This species is found in sub-Saharan Africa, from southern Mauritania east to Eritrea and south to Namibia, Botswana, and northern and eastern South Africa. They are absent from the tropical forests of the Congo river basin.
These tiny owls are 15-19 cm long and have a wingspan of 40-45 cm. They weigh 45-120 g.
The African scops-owl is found in open savannas, dry tropical forests, scrublands, rural gardens and urban parks.
They hunt by sallying out from a perch, taking the prey either from the ground or in flight. They mainly hunt insects such as grasshoppers, beetles, mantids, moths, crickets and cockroaches, but also take spiders, scorpions and small vertebrates such as rodents, frogs, geckos and small birds.
African scops-owls can breed all year round, usually starting after the local rainy season. They are monogamous and nest in a tree hole, often an old woodpecker nest. The female lays 2-6 white eggs which she incubates alone for 24-27 days while the male brings her food. The chicks are fed by both parents and fledge 3-4 weeks after hatching, but continue to receive food from their parents for another 2 months.
IUCN status - LC (Least Concern)
This species has an extremely large breeding range and is reported to be generally common throughout this range.

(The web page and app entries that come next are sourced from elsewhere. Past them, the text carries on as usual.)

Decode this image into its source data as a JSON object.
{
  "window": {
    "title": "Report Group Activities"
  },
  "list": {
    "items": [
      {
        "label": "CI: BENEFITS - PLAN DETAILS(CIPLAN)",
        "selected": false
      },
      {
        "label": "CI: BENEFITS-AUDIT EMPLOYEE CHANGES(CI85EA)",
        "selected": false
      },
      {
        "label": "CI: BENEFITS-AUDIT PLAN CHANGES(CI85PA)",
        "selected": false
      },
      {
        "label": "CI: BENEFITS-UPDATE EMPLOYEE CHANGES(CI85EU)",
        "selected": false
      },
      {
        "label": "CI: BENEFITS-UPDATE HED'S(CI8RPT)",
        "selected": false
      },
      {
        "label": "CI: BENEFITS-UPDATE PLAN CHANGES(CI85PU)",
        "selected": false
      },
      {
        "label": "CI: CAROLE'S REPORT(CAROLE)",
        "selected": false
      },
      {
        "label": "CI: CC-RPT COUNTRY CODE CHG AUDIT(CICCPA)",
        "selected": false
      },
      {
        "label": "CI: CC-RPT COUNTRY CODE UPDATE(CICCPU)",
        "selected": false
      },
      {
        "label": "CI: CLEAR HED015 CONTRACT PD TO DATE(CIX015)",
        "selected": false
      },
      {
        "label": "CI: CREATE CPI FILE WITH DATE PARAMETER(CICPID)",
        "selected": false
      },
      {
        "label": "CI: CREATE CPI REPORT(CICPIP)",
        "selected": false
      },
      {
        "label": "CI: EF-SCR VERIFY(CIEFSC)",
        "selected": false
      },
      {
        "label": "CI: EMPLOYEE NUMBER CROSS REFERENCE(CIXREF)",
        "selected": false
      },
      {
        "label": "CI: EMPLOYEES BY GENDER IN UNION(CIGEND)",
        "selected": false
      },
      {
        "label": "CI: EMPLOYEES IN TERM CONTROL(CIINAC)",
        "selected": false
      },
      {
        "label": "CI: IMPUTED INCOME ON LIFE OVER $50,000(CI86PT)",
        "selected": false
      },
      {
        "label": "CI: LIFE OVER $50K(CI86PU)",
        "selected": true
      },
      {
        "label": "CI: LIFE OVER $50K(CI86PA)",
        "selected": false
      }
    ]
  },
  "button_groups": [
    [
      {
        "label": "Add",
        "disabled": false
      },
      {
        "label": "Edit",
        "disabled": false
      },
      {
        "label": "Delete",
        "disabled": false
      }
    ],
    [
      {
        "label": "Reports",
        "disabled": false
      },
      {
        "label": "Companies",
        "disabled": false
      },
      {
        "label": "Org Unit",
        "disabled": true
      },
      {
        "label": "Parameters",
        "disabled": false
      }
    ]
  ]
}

The population is suspected to be stable in the absence of evidence for any declines or substantial threats.